MONTREAL -- The body of an alleged Mafia boss, who U.S. authorities said once led New York's notorious Bonanno crime family, was fished out from a river north of Montreal on Thursday.
Reports identified the body as Salvatore Montagna, although police wouldn't immediately confirm or deny the identity.
The FBI once called him the acting boss of the Bonanno crime family -- prompting one of New York's tabloids to call him the "Bambino Boss" because of his rise to power in his mid-30s.
Nicknamed "Sal The Iron Worker," he owned and operated a successful steel business in the U.S.
Montagna's death is the latest in a series of Mafia-related killings and disappearances over the last two years. He was considered a contender to take over the decimated Rizzuto family.
A provincial police spokesman said Thursday that a private citizen called after seeing a body along the shores of the L'Assomption River. The same person also reported that he heard gunshots, but Sgt. Benoit Richard said he couldn't confirm how the victim died.
"When (police) arrived, they saw a man lying near the river, they took him out of the water and started doing CPR with the help of the emergency personnel," Richard said.
Richard said police will await the results of an autopsy, scheduled for Friday, to determine the cause of death.
Montagna was born in Montreal but raised in Sicily and, although he moved to the United States at 15, he never obtained U.S. citizenship.
The married father of three was deported to Canada from the United States in 2009 because of a conviction for refusing to testify before a grand jury on illegal gambling.
He pled guilty to the minor charge, but it made him ineligible to stay in the U.S. Montagna had no criminal record in Canada and re-entered without trouble.
His arrival in Montreal occurred just months before members of the Rizzuto family began being killed.
The FBI had called Montagna the acting boss of the Bonanno crime family, an allegation his lawyer denied.
The Bonanno crime family is one of the five largest Mafia families in New York -- one of the notorious criminal gangs that formed the original Commission, along with Al Capone and Lucky Luciano.
There had been speculation that Montagna had been part of the new Mafia leadership in Montreal and was trying to reorganize the leaderless group.
His death comes just two months after another man with Mafia ties, Raynald Desjardins, narrowly escaped death in a shooting in a suburb north of Montreal. Desjardins had close ties to Vito Rizzuto, the reputed head of the Montreal Mafia who is currently imprisoned in the United States.

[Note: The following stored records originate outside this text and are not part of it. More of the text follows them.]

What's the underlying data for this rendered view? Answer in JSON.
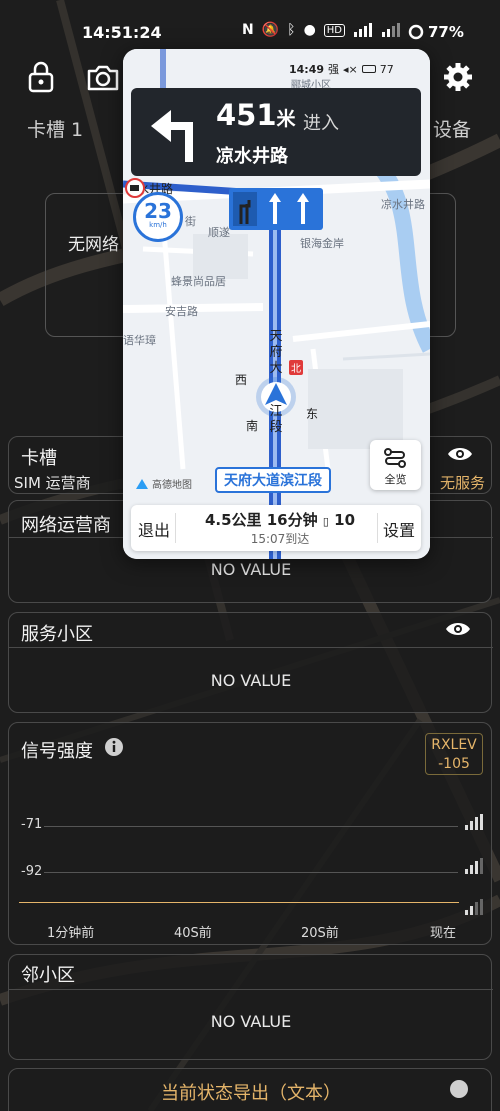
{
  "status_bar": {
    "time": "14:51:24",
    "icons": [
      "nfc-icon",
      "bell-off-icon",
      "bluetooth-icon",
      "location-icon",
      "hd-icon",
      "signal-icon",
      "signal-icon"
    ],
    "battery": "77%"
  },
  "header": {
    "tab_sim": "卡槽 1",
    "tab_device": "设备"
  },
  "no_network_card": {
    "text": "无网络"
  },
  "panels": {
    "sim": {
      "title": "卡槽",
      "sub_label": "SIM 运营商",
      "sub_value": "无服务"
    },
    "network_operator": {
      "title": "网络运营商",
      "value": "NO VALUE"
    },
    "serving_cell": {
      "title": "服务小区",
      "value": "NO VALUE"
    },
    "signal_strength": {
      "title": "信号强度",
      "badge_line1": "RXLEV",
      "badge_line2": "-105",
      "y_label_1": "-71",
      "y_label_2": "-92",
      "x_labels": [
        "1分钟前",
        "40S前",
        "20S前",
        "现在"
      ]
    },
    "neighbor_cells": {
      "title": "邻小区",
      "value": "NO VALUE"
    },
    "current_state": {
      "title": "当前状态导出（文本）"
    }
  },
  "navigation_overlay": {
    "status_time": "14:49",
    "status_signal": "强",
    "status_battery": "77",
    "distance_value": "451",
    "distance_unit": "米",
    "action": "进入",
    "road_name": "凉水井路",
    "speed_limit": "23",
    "speed_unit": "km/h",
    "current_road": "天府大道滨江段",
    "overview_label": "全览",
    "exit_label": "退出",
    "settings_label": "设置",
    "trip_summary": "4.5公里  16分钟",
    "traffic_lights": "10",
    "arrival": "15:07到达",
    "map_labels": {
      "top_area": "郦城小区",
      "road_left": "水井路",
      "road_right": "凉水井路",
      "street": "街",
      "shunjing": "顺遂",
      "yinhai": "银海金岸",
      "fengjing": "蜂景尚品居",
      "anji": "安吉路",
      "huahua": "语华璋",
      "west": "西",
      "south": "南",
      "east": "东",
      "north": "北",
      "tianfu_vertical": "天府大",
      "jiang_vertical": "江段",
      "logo": "高德地图"
    }
  },
  "colors": {
    "accent_orange": "#e5b56a",
    "nav_blue": "#2a73d9",
    "panel_border": "#4a4a4a"
  }
}
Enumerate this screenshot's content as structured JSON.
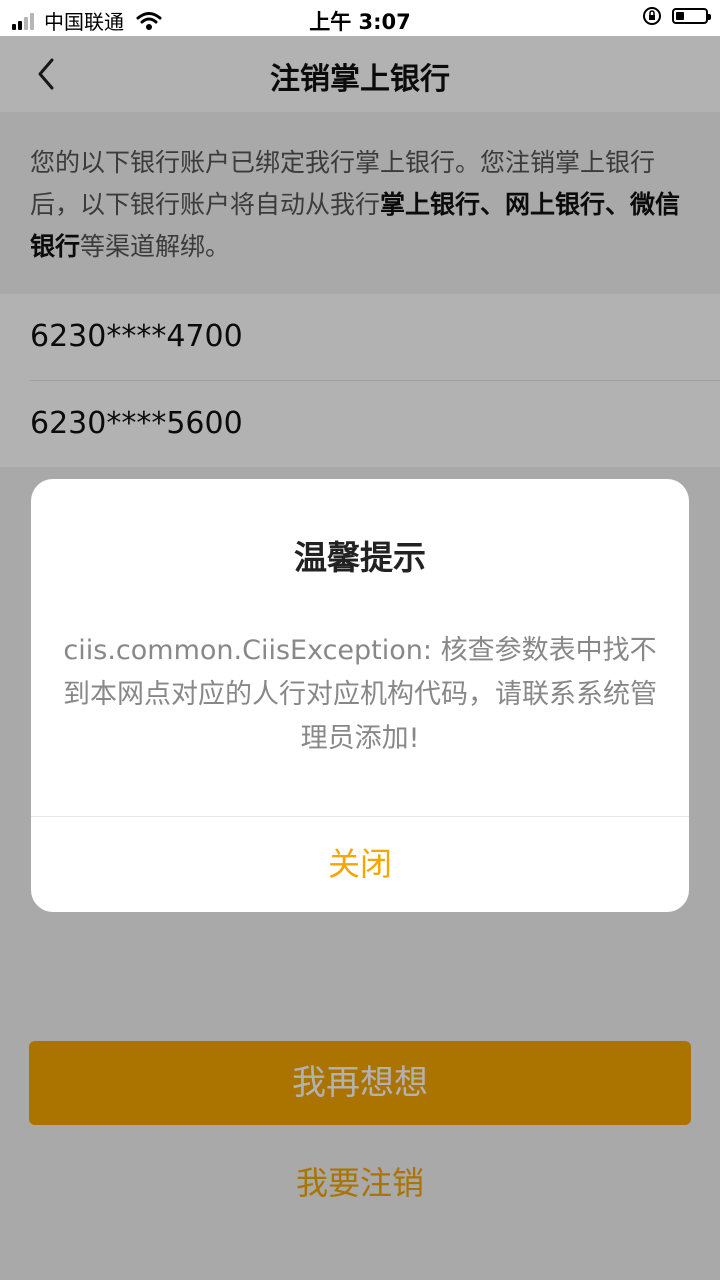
{
  "status_bar": {
    "carrier": "中国联通",
    "time": "上午 3:07"
  },
  "nav": {
    "title": "注销掌上银行"
  },
  "notice": {
    "text_start": "您的以下银行账户已绑定我行掌上银行。您注销掌上银行后，以下银行账户将自动从我行",
    "bold": "掌上银行、网上银行、微信银行",
    "text_end": "等渠道解绑。"
  },
  "accounts": [
    {
      "number": "6230****4700"
    },
    {
      "number": "6230****5600"
    }
  ],
  "buttons": {
    "primary": "我再想想",
    "secondary": "我要注销"
  },
  "dialog": {
    "title": "温馨提示",
    "message": "ciis.common.CiisException: 核查参数表中找不到本网点对应的人行对应机构代码，请联系系统管理员添加!",
    "close_label": "关闭"
  },
  "colors": {
    "accent": "#f5a600"
  }
}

A rash of killings and disappearances in late 2009 and early 2010 decimated the operation and have robbed him of many of his closest family members. Rizzuto's father and son were gunned down, as were other friends, while his brother-in-law simply vanished.
Montagna became the latest name on the list.